The Institute for Democracy and the Regional Cooperation Council yesterday co-organised the international online conference “Time to move to the Western Balkans: How diversification of supply chains can benefit EU resilience”, supported by the Center for International Private Enterprise from Washington, DC.

The conference builds upon the policy paper “Time to move to the Western Balkans: How diversification of global supply chains can benefit EU resilience”, co-authored by IDSCS’s Zoran Nechev and Marie Jelenka Kirchner. The paper served as a basis for discussion on the possibilities for diversification, shortening and re-localization of the European supply chains.

The event was opened by Marko Troshanovski, President of the Institute for Democracy and Eric Hontz, Deputy Regional Director, Europe & Eurasia at the Center for International Private Enterprise.

Troshanovski said that the pandemic has proved overreliance on China for almost everything related to the pandemic from face masks to car parts.

“The announcement of EU/US government(s) to diversify the global supply chain can be seen as an opportunity for the region. This goes in line with the announcement by the new US administration about decoupling from China, and democratic supply chains. From European side, this is important if EU wants to achieve certain level of strategic autonomy. The western Balkans has a role and it needs to play this role. Regional integration and cooperation thus is crucial in this sense“, said Troshanovski.

According to Hontz the Western Balkans can offer sustainability and resilience to EU supply chains.

“There is no magic investment from EU that will come into the region and suddenly transform the region. It’s a process that will take decades to complete. The quickest way is by encouraging and supporting local companies”, added Hontz.

Ivana Gardašević, senior expert on competitiveness at the Regional Cooperation Council, delivered the keynote speech. She said that Western Balkan region is particularly well positioned to offer nearshoring alternatives for most of the investors which are operating within the EU and that are looking to adopt more balanced distribution and diversification of supply sources.

Marie Jelenka Kirchner, associate researcher at the Institute for Democracy provided more details about the analysis “Time to move to the Western Balkans: How diversification of global supply chains can benefit EU resilience”.

“We focused on EU as value driven actor and we believe that the EU has a great potential. If EU manages to actually positon itself as a valuable player vis a vis European corporations but also vis a vis corporations and business in the region it can be used for overall transformation in the Western Balkans. This transformation will not only benefit the Western Balkans but also the EU on long term”, said Kirchner.

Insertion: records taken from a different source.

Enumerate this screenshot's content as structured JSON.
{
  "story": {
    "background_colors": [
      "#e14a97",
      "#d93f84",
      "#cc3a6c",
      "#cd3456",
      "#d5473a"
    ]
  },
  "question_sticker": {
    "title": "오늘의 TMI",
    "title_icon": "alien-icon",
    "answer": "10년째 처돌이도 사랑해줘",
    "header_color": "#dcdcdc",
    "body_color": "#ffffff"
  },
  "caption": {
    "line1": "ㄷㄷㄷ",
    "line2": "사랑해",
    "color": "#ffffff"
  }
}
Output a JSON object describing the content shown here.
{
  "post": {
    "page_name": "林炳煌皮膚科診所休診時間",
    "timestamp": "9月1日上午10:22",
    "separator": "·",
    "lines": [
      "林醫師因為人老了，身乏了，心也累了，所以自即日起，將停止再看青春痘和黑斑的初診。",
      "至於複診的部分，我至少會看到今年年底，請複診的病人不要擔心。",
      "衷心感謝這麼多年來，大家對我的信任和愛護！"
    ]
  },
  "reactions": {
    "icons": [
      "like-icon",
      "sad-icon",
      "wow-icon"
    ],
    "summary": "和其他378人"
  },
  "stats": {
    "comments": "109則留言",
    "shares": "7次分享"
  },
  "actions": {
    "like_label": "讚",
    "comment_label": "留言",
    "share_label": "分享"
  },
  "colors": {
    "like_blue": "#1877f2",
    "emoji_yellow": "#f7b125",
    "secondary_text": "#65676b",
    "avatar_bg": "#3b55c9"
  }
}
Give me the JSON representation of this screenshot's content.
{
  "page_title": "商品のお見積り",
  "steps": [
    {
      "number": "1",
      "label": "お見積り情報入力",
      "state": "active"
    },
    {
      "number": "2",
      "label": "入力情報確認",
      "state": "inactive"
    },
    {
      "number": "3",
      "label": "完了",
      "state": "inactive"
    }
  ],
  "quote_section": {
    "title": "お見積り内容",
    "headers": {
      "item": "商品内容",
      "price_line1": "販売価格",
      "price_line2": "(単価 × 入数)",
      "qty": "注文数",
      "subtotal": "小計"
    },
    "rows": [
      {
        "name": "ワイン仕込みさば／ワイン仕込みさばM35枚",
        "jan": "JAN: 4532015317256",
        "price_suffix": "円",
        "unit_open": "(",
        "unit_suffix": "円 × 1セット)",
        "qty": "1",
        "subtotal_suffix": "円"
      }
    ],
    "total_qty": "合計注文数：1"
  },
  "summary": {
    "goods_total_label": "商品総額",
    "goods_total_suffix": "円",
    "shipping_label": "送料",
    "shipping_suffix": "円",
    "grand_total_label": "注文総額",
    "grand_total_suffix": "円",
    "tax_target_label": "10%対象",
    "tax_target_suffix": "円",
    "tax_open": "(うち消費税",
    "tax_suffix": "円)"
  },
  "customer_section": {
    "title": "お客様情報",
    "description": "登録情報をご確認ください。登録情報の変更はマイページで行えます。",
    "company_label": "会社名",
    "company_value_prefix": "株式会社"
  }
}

Branimir Jovanović, economist at the Vienna Institute for International Economic Studies explained the issues with just-in-time global production and how the Western Balkans can offer EU companies better nearshoring options.

“Western Balkan is the region that is the most attractive for European companies for moving the production there. It is close to Western Europe, it is also close culturally and the wages are still low”, said Jovanovic.

Peter Grk, Secretary-General of Bled Strategic Forum and Western Balkans Coordinator at the Slovenian Ministry of Foreign Affairs, talked about the priorities of the Slovenian presidency of the EU for the Western Balkans region.

“First priority is EU enlargement. We would like to see North Macedonia and Albania starting negotiations. Secondly we would like to move things forward regarding cybersecurity resilience of the Western Balkans countries. The third is connectivity and green agenda”, added Grk.

Matej Zakonjšek, director of the Transport Community, said that in times of covid 19, Western Balkans resilience to crisis was strengthened when intra-Western Balkans Green Lanes were established at the beginning of pandemic.

“It basically prioritized the essential goods to pass the borders unabstracted and as fast as possible. We never had lack of essential goods in the Western Balkans and this was due to Green Lanes being functional. The Green Lanes from idea to realization took one month, from March to April. This is a symbol for what can happen to the region if there is a joint interest and political will”, said Zakonjšek.

Tatjana Shterjova Dushkovska, Secretary General of the Chamber Investment Forum Western Balkan 6, said that this year they will do mapping of the suppliers within the region.

“The data base will have systemized information about the companies but what is more important we will do mapping of all specificities on their production and capacities, the key products, the technologies they are applying, the certificates they have implemented and the current position they have in the supply chains at the moment”, explained Shterjova Dushkovska.

Nenad Đurđević, member of the Chamber of Commerce and Industry of Serbia talked about ways for further strengthening the institutional framework in order to make the implementation of the common regional market more efficient and effective.

“We need to redefine and strengthen the role of the governments and to create intergovernmental cooperation for complete political responsibilities of the governments to implement the agreements made and to implement the common regional market”, said Đurđević.

You can watch video of the conference and the debate on the following link: